8. WHAT IS THE LOCATION LIKE? 

This is a crucial question to ask if you’re considering relocating to a different city for your new job. Do lots of research on your potential new home base, and at the very least, find out the basics, including cost of living, recreational activities, and general culture. 

9. WILL I BE PAID ENOUGH? 

Of course you should think about how the new salary you’re being offered compares to what you currently make. But it’s also a good idea to take stock of your salary expectations without reference to your current job. If you’re unsure what someone at your professional level should be paid, do a little research and find out how much people in your field, and at your level, are generally paid.

10. WHAT KINDS OF BENEFITS ARE THERE? 

When you’re considering job opportunities, picking the job with the highest salary might seem like an obvious choice. But it’s important to consider the total package: What do the health insurance and retirement plans look like? Are there other job benefits, like flexible schedules, maternity leave, vacation days, or continuing education? It’s important to weigh everything offered in a compensation package—not just the number on your paycheck—in order to figure out which will serve you best.

11. WHAT CHALLENGES WILL I FACE?
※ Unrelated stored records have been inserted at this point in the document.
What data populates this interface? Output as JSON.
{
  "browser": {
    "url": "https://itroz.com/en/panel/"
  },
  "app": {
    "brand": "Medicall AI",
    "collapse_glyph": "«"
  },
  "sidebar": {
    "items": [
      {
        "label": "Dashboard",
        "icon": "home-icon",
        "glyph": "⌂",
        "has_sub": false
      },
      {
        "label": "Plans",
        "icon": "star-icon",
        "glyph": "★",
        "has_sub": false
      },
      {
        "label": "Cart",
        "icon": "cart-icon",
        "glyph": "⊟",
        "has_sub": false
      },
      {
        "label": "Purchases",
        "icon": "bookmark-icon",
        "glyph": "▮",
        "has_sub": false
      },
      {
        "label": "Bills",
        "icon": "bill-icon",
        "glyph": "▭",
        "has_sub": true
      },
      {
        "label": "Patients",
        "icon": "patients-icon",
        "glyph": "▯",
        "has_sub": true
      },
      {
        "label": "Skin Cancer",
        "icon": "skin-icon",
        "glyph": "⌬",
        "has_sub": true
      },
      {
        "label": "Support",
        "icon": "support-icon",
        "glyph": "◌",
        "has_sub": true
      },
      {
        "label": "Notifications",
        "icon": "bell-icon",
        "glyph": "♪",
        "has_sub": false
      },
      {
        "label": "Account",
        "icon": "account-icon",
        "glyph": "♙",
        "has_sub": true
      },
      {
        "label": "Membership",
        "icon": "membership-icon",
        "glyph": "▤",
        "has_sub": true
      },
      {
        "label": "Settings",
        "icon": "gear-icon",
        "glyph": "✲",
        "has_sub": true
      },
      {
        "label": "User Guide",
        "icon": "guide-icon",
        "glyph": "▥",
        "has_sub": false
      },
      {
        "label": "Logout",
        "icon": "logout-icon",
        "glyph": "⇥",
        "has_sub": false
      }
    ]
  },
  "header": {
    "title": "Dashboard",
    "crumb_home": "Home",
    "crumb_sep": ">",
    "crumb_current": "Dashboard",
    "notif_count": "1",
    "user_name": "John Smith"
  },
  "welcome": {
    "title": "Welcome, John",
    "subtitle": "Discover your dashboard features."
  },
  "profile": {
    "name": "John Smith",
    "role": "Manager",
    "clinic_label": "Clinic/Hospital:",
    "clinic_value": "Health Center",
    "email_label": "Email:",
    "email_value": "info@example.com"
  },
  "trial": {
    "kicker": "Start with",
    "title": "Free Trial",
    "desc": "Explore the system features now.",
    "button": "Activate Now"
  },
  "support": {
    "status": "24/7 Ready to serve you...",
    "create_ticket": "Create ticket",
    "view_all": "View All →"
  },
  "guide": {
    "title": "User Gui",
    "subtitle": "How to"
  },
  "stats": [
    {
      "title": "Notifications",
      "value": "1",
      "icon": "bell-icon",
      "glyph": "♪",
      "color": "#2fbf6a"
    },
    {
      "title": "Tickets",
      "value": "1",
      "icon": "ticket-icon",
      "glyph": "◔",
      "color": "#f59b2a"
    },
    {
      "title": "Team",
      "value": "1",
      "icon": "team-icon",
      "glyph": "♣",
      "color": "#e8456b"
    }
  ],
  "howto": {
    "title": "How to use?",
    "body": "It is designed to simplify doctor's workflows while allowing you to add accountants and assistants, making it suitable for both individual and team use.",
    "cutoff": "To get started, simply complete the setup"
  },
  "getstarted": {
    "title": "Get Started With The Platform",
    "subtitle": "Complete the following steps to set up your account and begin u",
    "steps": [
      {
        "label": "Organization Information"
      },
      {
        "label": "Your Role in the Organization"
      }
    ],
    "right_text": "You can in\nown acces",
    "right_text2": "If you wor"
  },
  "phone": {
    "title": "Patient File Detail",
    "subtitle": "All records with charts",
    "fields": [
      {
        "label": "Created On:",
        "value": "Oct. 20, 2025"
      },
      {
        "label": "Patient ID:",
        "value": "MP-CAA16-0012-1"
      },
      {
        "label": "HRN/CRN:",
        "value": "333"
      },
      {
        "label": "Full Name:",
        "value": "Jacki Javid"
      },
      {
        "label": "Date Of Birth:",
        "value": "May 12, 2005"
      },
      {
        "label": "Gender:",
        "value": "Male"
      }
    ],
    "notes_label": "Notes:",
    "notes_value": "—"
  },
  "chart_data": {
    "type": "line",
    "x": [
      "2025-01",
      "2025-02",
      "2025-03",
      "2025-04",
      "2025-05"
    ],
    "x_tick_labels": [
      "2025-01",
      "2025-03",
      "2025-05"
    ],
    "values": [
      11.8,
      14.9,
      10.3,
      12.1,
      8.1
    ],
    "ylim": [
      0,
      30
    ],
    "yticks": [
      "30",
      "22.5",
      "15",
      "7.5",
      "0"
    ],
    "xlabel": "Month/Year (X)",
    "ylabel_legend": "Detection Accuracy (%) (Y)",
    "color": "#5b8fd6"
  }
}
You want to be certain that any new role you take on will keep you on your toes. But think about what kinds of challenges you’ll face: Will they force you out of your comfort zone and help you (and your career) grow? Or will they simply eat up your time and feel like busy work? Again, it pays to ask the right questions, both during the interview process and after you’ve received an offer.